Filter the records below and copy every line containing the word "Album".

START Data extract

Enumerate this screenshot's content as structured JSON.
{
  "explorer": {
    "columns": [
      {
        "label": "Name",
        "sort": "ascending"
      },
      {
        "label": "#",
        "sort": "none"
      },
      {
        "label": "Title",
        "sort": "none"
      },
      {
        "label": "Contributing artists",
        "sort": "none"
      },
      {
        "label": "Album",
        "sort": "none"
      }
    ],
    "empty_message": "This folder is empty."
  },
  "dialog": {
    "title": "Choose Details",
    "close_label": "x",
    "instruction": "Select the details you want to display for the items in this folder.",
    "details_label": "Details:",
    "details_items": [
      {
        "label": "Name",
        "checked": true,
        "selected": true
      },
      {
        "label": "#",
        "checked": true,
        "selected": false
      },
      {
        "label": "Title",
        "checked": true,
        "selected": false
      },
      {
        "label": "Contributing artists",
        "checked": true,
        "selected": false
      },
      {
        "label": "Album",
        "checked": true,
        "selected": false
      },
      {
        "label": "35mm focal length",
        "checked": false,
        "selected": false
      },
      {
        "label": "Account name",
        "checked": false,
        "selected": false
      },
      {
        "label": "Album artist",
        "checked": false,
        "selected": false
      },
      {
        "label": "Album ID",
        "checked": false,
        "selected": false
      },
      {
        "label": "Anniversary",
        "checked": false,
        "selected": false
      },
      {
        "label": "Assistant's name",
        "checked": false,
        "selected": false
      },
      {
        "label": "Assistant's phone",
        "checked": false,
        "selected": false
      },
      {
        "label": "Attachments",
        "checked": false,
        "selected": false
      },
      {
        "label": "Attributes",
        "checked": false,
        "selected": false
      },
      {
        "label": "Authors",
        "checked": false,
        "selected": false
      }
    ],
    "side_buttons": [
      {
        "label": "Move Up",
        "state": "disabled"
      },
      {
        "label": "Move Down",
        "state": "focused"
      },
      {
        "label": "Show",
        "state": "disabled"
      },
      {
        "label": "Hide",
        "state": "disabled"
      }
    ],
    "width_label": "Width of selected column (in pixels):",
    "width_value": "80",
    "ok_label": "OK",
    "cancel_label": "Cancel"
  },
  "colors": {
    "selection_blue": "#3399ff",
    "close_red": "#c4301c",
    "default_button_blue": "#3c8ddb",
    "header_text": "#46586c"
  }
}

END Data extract

● Expected answer
        "label": "Album",
        "label": "Album",
        "label": "Album artist",
        "label": "Album ID",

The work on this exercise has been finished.